New research suggests that Antarctica’s contribution to sea level rise over the next few decades has been underestimated

By Bob Berwyn

When it comes to the question of how much sea levels will rise in the global warming era, Antarctica is the big, frozen, enchilada.

Just a partial meltdown of the ice shelves along the western fringe of the continent could raise sea level two to three feet in a few hundred years, and more extensive melting of inland ice sheets would send seas surging upward higher and faster than most coastal communities could adapt for.

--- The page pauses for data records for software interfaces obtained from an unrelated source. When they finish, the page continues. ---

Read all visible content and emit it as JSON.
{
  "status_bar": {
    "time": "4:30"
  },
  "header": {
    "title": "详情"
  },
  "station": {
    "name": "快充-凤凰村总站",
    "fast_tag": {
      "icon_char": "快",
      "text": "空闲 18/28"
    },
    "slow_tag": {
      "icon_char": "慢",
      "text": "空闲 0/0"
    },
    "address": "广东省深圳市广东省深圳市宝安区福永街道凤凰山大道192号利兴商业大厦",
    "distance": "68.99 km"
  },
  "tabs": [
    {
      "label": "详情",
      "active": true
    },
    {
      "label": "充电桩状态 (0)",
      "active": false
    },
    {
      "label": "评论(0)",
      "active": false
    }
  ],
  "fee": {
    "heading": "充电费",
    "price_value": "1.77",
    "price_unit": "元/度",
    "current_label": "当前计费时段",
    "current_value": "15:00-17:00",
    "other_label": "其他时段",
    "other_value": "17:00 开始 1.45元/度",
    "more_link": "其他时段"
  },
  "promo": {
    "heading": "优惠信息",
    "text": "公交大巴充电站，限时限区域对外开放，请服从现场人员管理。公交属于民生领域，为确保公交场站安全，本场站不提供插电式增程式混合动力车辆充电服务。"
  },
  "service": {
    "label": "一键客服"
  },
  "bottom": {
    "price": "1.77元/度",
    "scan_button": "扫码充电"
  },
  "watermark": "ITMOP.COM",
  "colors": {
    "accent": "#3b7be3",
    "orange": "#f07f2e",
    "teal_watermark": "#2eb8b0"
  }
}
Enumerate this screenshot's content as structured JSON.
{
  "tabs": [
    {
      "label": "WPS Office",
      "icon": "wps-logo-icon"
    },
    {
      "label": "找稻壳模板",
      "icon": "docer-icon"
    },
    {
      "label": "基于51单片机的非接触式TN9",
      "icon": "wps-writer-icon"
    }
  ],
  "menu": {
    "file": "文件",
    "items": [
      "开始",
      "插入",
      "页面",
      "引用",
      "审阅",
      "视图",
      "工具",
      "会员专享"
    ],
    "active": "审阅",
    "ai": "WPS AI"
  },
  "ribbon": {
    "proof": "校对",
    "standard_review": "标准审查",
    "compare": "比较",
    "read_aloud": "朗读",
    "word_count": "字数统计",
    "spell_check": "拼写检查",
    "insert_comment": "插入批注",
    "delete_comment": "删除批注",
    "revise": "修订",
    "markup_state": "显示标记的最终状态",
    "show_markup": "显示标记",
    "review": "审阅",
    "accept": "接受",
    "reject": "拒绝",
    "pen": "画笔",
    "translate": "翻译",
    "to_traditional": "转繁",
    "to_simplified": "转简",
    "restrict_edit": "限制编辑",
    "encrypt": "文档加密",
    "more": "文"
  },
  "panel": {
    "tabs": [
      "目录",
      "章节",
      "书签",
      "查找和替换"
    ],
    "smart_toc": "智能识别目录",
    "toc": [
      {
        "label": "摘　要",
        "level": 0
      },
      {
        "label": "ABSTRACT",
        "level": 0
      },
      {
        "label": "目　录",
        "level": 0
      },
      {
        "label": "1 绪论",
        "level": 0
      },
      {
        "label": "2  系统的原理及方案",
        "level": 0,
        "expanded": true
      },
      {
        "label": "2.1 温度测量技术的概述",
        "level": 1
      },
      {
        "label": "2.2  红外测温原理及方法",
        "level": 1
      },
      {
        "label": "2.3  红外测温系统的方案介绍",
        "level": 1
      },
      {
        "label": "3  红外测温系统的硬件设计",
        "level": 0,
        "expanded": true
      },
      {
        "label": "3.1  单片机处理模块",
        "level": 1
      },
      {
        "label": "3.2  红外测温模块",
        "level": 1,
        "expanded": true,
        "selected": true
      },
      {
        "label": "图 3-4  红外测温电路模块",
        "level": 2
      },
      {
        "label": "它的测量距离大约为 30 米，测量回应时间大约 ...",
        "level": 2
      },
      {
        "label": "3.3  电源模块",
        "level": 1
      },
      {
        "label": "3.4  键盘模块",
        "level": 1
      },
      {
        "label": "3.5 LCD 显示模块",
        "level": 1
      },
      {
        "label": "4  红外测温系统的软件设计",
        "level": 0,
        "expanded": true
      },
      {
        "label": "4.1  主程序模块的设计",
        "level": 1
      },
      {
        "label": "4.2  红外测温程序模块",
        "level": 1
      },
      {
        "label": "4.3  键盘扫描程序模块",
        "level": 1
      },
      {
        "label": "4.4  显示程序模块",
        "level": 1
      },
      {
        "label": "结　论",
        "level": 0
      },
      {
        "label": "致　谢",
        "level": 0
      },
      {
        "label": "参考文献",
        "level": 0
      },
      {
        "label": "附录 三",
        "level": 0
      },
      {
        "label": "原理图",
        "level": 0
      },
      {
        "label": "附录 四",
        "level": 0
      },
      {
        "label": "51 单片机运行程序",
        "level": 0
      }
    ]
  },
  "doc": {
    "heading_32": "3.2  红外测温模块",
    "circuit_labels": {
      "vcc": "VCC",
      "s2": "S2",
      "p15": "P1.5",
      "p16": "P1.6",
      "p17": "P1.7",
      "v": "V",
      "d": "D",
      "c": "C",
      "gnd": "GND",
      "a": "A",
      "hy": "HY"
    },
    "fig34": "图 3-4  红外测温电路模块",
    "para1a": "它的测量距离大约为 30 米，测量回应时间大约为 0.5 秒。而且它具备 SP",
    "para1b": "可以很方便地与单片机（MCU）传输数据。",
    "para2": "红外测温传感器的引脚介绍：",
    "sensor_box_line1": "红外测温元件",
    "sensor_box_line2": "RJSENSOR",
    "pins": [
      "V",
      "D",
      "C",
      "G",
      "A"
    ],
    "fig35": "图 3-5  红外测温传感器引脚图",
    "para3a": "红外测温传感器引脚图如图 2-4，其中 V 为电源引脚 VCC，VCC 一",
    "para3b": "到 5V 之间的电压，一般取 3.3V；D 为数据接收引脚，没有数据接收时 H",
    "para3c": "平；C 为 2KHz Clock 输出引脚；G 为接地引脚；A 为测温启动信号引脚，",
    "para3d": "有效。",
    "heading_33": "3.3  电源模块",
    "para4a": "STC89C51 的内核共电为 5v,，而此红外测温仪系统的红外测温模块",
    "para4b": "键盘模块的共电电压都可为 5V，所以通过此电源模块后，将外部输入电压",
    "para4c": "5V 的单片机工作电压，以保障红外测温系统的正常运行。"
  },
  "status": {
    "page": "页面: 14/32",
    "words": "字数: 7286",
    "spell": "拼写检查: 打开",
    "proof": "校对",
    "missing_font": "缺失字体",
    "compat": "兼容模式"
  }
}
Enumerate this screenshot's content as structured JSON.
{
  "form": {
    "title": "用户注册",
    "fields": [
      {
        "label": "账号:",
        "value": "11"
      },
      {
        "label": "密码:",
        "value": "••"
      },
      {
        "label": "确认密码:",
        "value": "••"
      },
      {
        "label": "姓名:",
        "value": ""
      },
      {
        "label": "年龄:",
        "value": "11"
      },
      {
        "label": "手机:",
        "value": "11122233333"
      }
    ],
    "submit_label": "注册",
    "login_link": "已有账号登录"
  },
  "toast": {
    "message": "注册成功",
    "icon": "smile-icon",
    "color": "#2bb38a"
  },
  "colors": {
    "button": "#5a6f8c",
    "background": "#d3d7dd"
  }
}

Until recently, Antarctica’s inland ice fields were deemed as relatively stable, and recent NASA research even suggested that global warming will increase snowfall over Antarctica and build more ice mass—a process that could slow melting and offset sea level rise.

But after taking a close look at new ice core samples that indicate temperatures and snowfall rates going back several thousand years, researchers with the University of Washington said they’re not sure of the linkage between a warming climate and precipitation. Continue reading “Climate: Increased Antarctica snowfall no buffer to sea level rise”

Climate: Antarctic ice shelf retreat may be irreversible

Yes, there is still lots of ice in Antarctica, but it's melting faster than ever. bberwyn photo.
Yes, there is still lots of ice in Antarctica, but it’s melting faster than ever. @bberwyn photo.

ESA satellites offer clues about climate change consequences

Staff Report

An analysis of data from European Space Agency satellites shows that Antarctic ice shelves may be losing their buttressing role as they get thinner and retreat inland.

The findings, announced in February, used ice velocity data to show that there is a critical tipping point at which the shelves act like a restraining band, holding back the the ice that flows toward the sea. In a dramatic press release, the ESA said that, if the ice is lost, it could be “point of no return” for Antarctica’s ice.

The ice shelves are huge and losing them would have serious implications for global climate, speeding the rise of sea level. The Ross Ice Shelf, for example, is the size of Spain and towers hundreds of meters above sea level. Continue reading “Climate: Antarctic ice shelf retreat may be irreversible”